3. Anette Busch

Anette Busch

The friend of Marina Lurs (see #6), Anette was also a native Estonian and acclaimed strongwoman born in 1882. After joining a Russian circus troupe, she performed physical stunts including breaking iron chains, bending iron bars, and snapping copper coins in half. Her signature was “bull fighting” in which she took hold of a live bull by the horns and forced its head around. Her most famous stunt involved getting into the bridge position on stage. A board was placed on her body, and 10 orchestra members stood on the board, playing their instruments. Beginning in 1907, she began touring with Marina Lurs demonstrating wrestling, weight lifting, and challenging local men to matches. Later, to escape the Russian Revolution, she moved to Siberia, and then to Japan, where she lived and became interested in sumo wrestling. She fought male opponents and held status as a demigod. She died in 1969.


2. Minerva


Born Josephine Blatt in Hamburg, Germany, Minerva was one of the most successful strongwomen on the entertainment circuit. Until her retirement in 1910 at age 42, she amazed audiences across Europe and America while performing in various circuses. Her strength demonstrations included breaking steel chains by expanding her chest, and catching 24-pound cannonballs fired from a close-range cannon. In 1893, she became known as the strongest woman in the world (according to the Guinness Book of World Records) when she lifted a total of 3,564 pounds at the Bijou Theater in Hoboken, NJ—a feat later disputed. If her press clippings are to be believed, she was so fond of horses, she often stopped while walking in the street to push loaded carts up a hill or pull exhausted draft horses out of the mud.


1. The Great Sandwina

The Great Sandwina

Katie Sandwina (real name Kate Brumbach) came by her astonishing strength honestly—she was born into a family of performing strength specialists in Vienna, Austria. Her stage name was in honor of Eugene Sandow of physical culture fame, who was considered to have the most perfect male body in the world. The six foot tall Sandwina had biceps measuring 17 inches. Like many strongwomen, she issued a public challenge offering to pay any man who could best her in wrestling or lifting weights. According to legend, she never lost. She lifted 165 pounds over her head with one arm and supported 14 people on her shoulders. In 1941 at the age of 57, she continued performing in the Ringling Bros. and Barnum & Bailey Circus, and could still double iron bars and break horseshoes at the age of 64. On her retirement, she and her husband opened a restaurant in New York.


  • Contents
  • 1.
  • 2.
  • 3.
  • 4.
  • 5.
  • 6.
  • 7.
  • 8.
  • 9.
  • 10.
  • 11.

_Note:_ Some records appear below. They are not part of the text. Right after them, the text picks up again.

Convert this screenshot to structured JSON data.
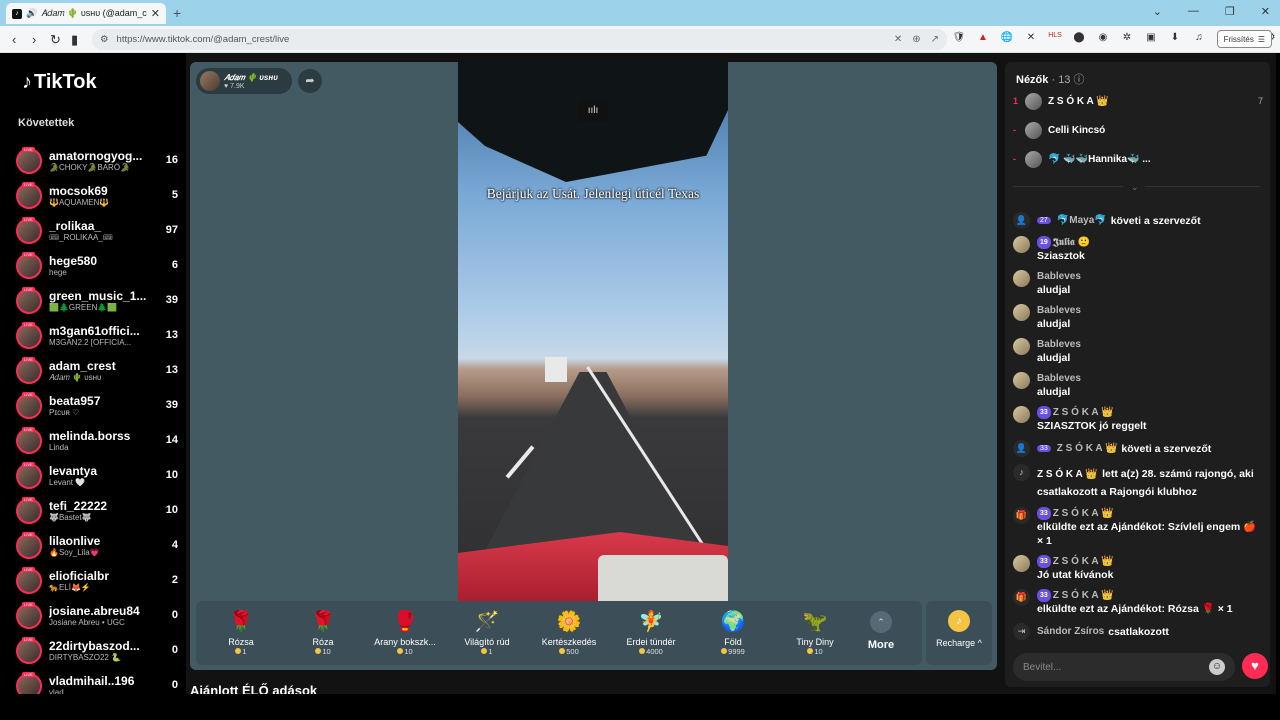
{
  "browser": {
    "tab_title": "𝐴𝑑𝑎𝑚 🌵 ᴜsʜᴜ (@adam_crest",
    "new_tab": "+",
    "url": "https://www.tiktok.com/@adam_crest/live",
    "refresh_label": "Frissítés",
    "extensions": [
      "🛡",
      "▲",
      "🌐",
      "✕",
      "HLS",
      "⬤",
      "🎨",
      "🧩",
      "▣",
      "⬇",
      "♫",
      "◨",
      "☆",
      "⚙",
      "🛡"
    ]
  },
  "sidebar": {
    "logo": "TikTok",
    "heading": "Követettek",
    "items": [
      {
        "name": "amatornogyog...",
        "sub": "🐊CHOKY🐊BARÓ🐊",
        "count": "16"
      },
      {
        "name": "mocsok69",
        "sub": "🔱AQUAMEN🔱",
        "count": "5"
      },
      {
        "name": "_rolikaa_",
        "sub": "🎟_ROLIKAA_🎟",
        "count": "97"
      },
      {
        "name": "hege580",
        "sub": "hege",
        "count": "6"
      },
      {
        "name": "green_music_1...",
        "sub": "🟩🌲GREEN🌲🟩",
        "count": "39"
      },
      {
        "name": "m3gan61offici...",
        "sub": "M3GAN2.2 [OFFICIA...",
        "count": "13"
      },
      {
        "name": "adam_crest",
        "sub": "𝐴𝑑𝑎𝑚 🌵 ᴜsʜᴜ",
        "count": "13"
      },
      {
        "name": "beata957",
        "sub": "Pɪcᴜʀ ♡",
        "count": "39"
      },
      {
        "name": "melinda.borss",
        "sub": "Linda",
        "count": "14"
      },
      {
        "name": "levantya",
        "sub": "Levant 🤍",
        "count": "10"
      },
      {
        "name": "tefi_22222",
        "sub": "🐺Bastet🐺",
        "count": "10"
      },
      {
        "name": "lilaonlive",
        "sub": "🔥Soy_Lila💗",
        "count": "4"
      },
      {
        "name": "elioficialbr",
        "sub": "🐆ELÍ🦊⚡",
        "count": "2"
      },
      {
        "name": "josiane.abreu84",
        "sub": "Josiane Abreu • UGC",
        "count": "0"
      },
      {
        "name": "22dirtybaszod...",
        "sub": "DIRTYBASZO22 🐍",
        "count": "0"
      },
      {
        "name": "vladmihail..196",
        "sub": "vlad",
        "count": "0"
      }
    ]
  },
  "stage": {
    "host_name": "𝐴𝑑𝑎𝑚 🌵 ᴜsʜᴜ",
    "host_likes": "♥ 7.9K",
    "caption": "Bejárjuk az Usát. Jelenlegi úticél Texas",
    "gifts": [
      {
        "icon": "🌹",
        "name": "Rózsa",
        "price": "1"
      },
      {
        "icon": "🌹",
        "name": "Róza",
        "price": "10"
      },
      {
        "icon": "🥊",
        "name": "Arany bokszk...",
        "price": "10"
      },
      {
        "icon": "🪄",
        "name": "Világító rúd",
        "price": "1"
      },
      {
        "icon": "🌼",
        "name": "Kertészkedés",
        "price": "500"
      },
      {
        "icon": "🧚",
        "name": "Erdei tündér",
        "price": "4000"
      },
      {
        "icon": "🌍",
        "name": "Föld",
        "price": "9999"
      },
      {
        "icon": "🦖",
        "name": "Tiny Diny",
        "price": "10"
      }
    ],
    "more_label": "More",
    "recharge_label": "Recharge ^",
    "recommended_title": "Ajánlott ÉLŐ adások"
  },
  "chat": {
    "viewers_label": "Nézők",
    "viewers_count": "· 13",
    "viewers": [
      {
        "rank": "1",
        "name": "Z S Ó K A 👑",
        "score": "7"
      },
      {
        "rank": "-",
        "name": "Celli Kincsó",
        "score": ""
      },
      {
        "rank": "-",
        "name": "🐬 🐳🐳Hannika🐳 ...",
        "score": ""
      }
    ],
    "messages": [
      {
        "kind": "follow",
        "badge": "27",
        "user": "🐬Maya🐬",
        "text": "követi a szervezőt"
      },
      {
        "kind": "chat",
        "badge": "19",
        "user": "𝕵𝖚𝖑𝖎𝖆 🙂",
        "text": "Sziasztok"
      },
      {
        "kind": "chat",
        "badge": "",
        "user": "Bableves",
        "text": "aludjal"
      },
      {
        "kind": "chat",
        "badge": "",
        "user": "Bableves",
        "text": "aludjal"
      },
      {
        "kind": "chat",
        "badge": "",
        "user": "Bableves",
        "text": "aludjal"
      },
      {
        "kind": "chat",
        "badge": "",
        "user": "Bableves",
        "text": "aludjal"
      },
      {
        "kind": "chat",
        "badge": "33",
        "user": "Z S Ó K A 👑",
        "text": "SZIASZTOK jó reggelt"
      },
      {
        "kind": "follow",
        "badge": "33",
        "user": "Z S Ó K A 👑",
        "text": "követi a szervezőt"
      },
      {
        "kind": "tiktok",
        "badge": "",
        "user": "Z S Ó K A 👑",
        "text": "lett a(z) 28. számú rajongó, aki csatlakozott a Rajongói klubhoz"
      },
      {
        "kind": "gift",
        "badge": "33",
        "user": "Z S Ó K A 👑",
        "text": "elküldte ezt az Ajándékot: Szívlelj engem 🍎 × 1"
      },
      {
        "kind": "chat",
        "badge": "33",
        "user": "Z S Ó K A 👑",
        "text": "Jó utat kívánok"
      },
      {
        "kind": "gift",
        "badge": "33",
        "user": "Z S Ó K A 👑",
        "text": "elküldte ezt az Ajándékot: Rózsa 🌹 × 1"
      },
      {
        "kind": "join",
        "badge": "",
        "user": "Sándor Zsíros",
        "text": "csatlakozott"
      }
    ],
    "input_placeholder": "Bevitel..."
  }
}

Trackbacks & Pings

  • Random Posts

    • Earthing

      The following two tabs change content below.BioLatest Posts Physical Culturist Latest posts...

    • Top 12 Biggest Myths About Weight Loss

      There is a lot of bad weight loss advice on the internet. Most of it is either unproven, or literally proven not to work. Here are the top 12 biggest lies, myths and misconceptions about weight loss.

    • 15 Quick Training Tips

      Here are 15 quick tips to improve your lifts at the gym!

  • Recent Posts

    • Squats Are Safe, But You’re Probably Doing Them Wrong

      One of the most persistent myths in the entire panoply of conventional exercise wisdom is that squats below parallel are somehow bad for the knees. This old saw is mindlessly repeated by poorly-informed orthopedic surgeons, physical therapists, and chiropractors all over the world. Better-informed professionals such as productive strength coaches, weightlifters and powerlifters, and those willing to examine the anatomy of the knees and hips for more than just a minute or two, know better. Here are four reasons why.

    • The Flu is Not A Season!

      The flu is an inability to ADAPT due to decreased sun exposure,...

    • Bottled Water in Your Car is Dangerous

      BOTTLED WATER IN YOUR CAR IS DANGEROUS – especially for women! The...